And so he did, right in the beginning of his shift. He left the parcel at the door and drove out of there and resolved never to return. This was too much drama for his daily routine.


 “Cherry? Cherry darling! Bring Ms. Kor here, right now! I have a gift for her.”

Cherry entered the room, doll in hand, house maid in tow, looking eagerly upon the gift that her nanna seemed so excited about.

“Those people there, Winny?”

“Yes ma’am? Which people?”, the house maid asked, stuttering curiously.

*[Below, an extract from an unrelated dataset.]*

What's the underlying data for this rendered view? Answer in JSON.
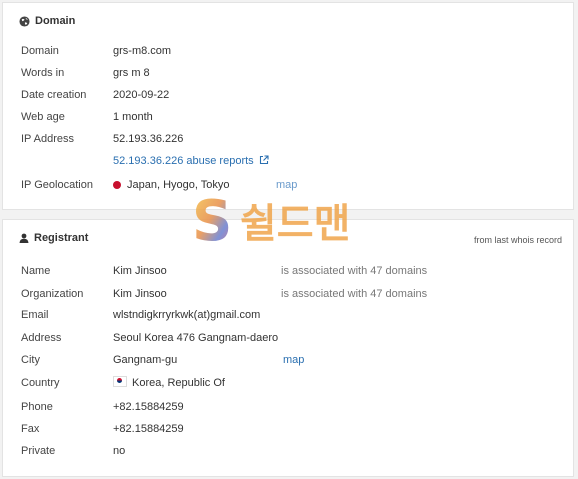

“Winny, I tell you, those people there in full town, think I mad. And they think little Cherry also mad. They think you marry your own bother means you have mad baby. So I marry cousin brother to keep them quiet. And give birth to lovely Eustus. But, my real brother get so angry, he kill cousin. Why pollute family blood, he say. And right too, you no think? So we have little Lara and she marry Eustus, like all good sisters in family. And then they both have accident and die!”

And this was where she broke down. First just a teardrop or two, then a whole string of tears, rushing down the wrinkled face.

“But they leave Cherry and Ms. Kor behind.  Doctors say Cherry too old for new brain. But Ms. Kor? Oh, not Ms. Kor!” As she spoke, teardrops made their way down her smile and into the tangled white beard on her chin.

She slowly unwrapped the box, “So I say, why poor Ms. Kor suffer same fate?  So much money in family, I say we buy Ms. Kor new brain!” She opened the box, and there it was. A mass of light-pink-brown, pulsating in rhythm with the small gadgets attached to it.

“And now my darling Ms. Kor be normal to full world!”

She took the artificial brain out of the box, removed the 5 plugs from each corner and put them in contact with Ms. Kor’s arms, legs, and head.  As though by some miracle, the doll’s eyes moved. There was a gulp down the throat.

“AH! And now I name you Mia!”


Ray opened the newspaper after his day’s shift. On the front page, stood the boxy lady, looking absolutely terrified, about 8 microphones strategically placed around her so as to not miss a word she uttered.


He felt beady eyes on him as he read the rest of the article.


P.S. This story was written as a farewell gift to Bing.  Bing, this stays my story to you.